Sadly, my short visit to Paris had to come to an end. But happily I’m now in Zagreb. I lived here for 5 months last year, so it’s a second home to me, and it has such a big place in my heart. I’ve been busily meeting up with friends, and beginning tomorrow I have a conference to attend.
 The gay rights movement has come a really long way in Croatia, but, as this little graffiti conversation shows, still has a way to go.
 Apparently, this is what Croatians are reading now too.

 One of the wonderful things about Croatia is its very active cafe culture. I’ve been pining for these cafes for months, so it is with much satisfaction that I’ve been sitting and having espressos and watching the crowds walk by. An espresso in Zagreb will run about 10 kuna, which is less than $2. And you can sit forever and chat with friends, read, or people watch.

 This is Zagreb’s main square, Trg bana Jelacic (and this is the view from my hotel room). Those red umbrellas are one of the flower markets. If you walk past them you’ll be at Dolac, Zagreb’s wonderful market. The downstairs part has meats, cheese, and breads, and the upstairs part has produce and fish. I bought grapes today.

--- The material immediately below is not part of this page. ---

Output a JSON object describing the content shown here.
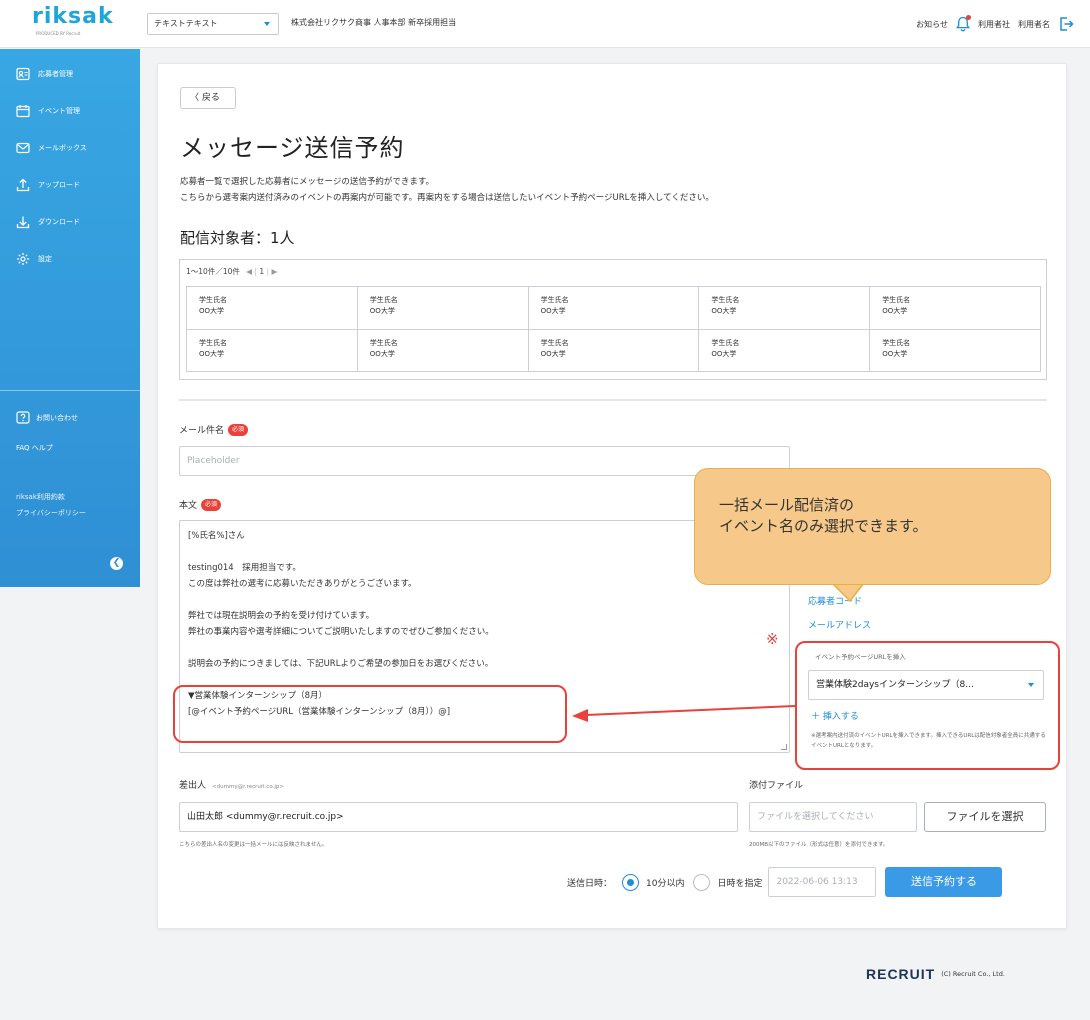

 Here’s a slightly different view of the square. You can also get to Dolac by walking through that yellow building in the middle. That’s the cathedral in the background. It’s been under repair for at least 4 years.
The guy on the horse is Josip Jelacic himself. He was a governor of Croatia while Croatia was part of the Austro-Hungarian empire. The stature has an interesing history. You can read about it and see some old photos of the square here.
In February or March, my novel Venetian Masks will be released. A part of it takes place in Zagreb. In fact, there’s a scene right in this square, in which one of the protagonists is sitting at that cafe on the left and leaps over the little granite wall. Why? You’ll have to wait until the book releases to find out!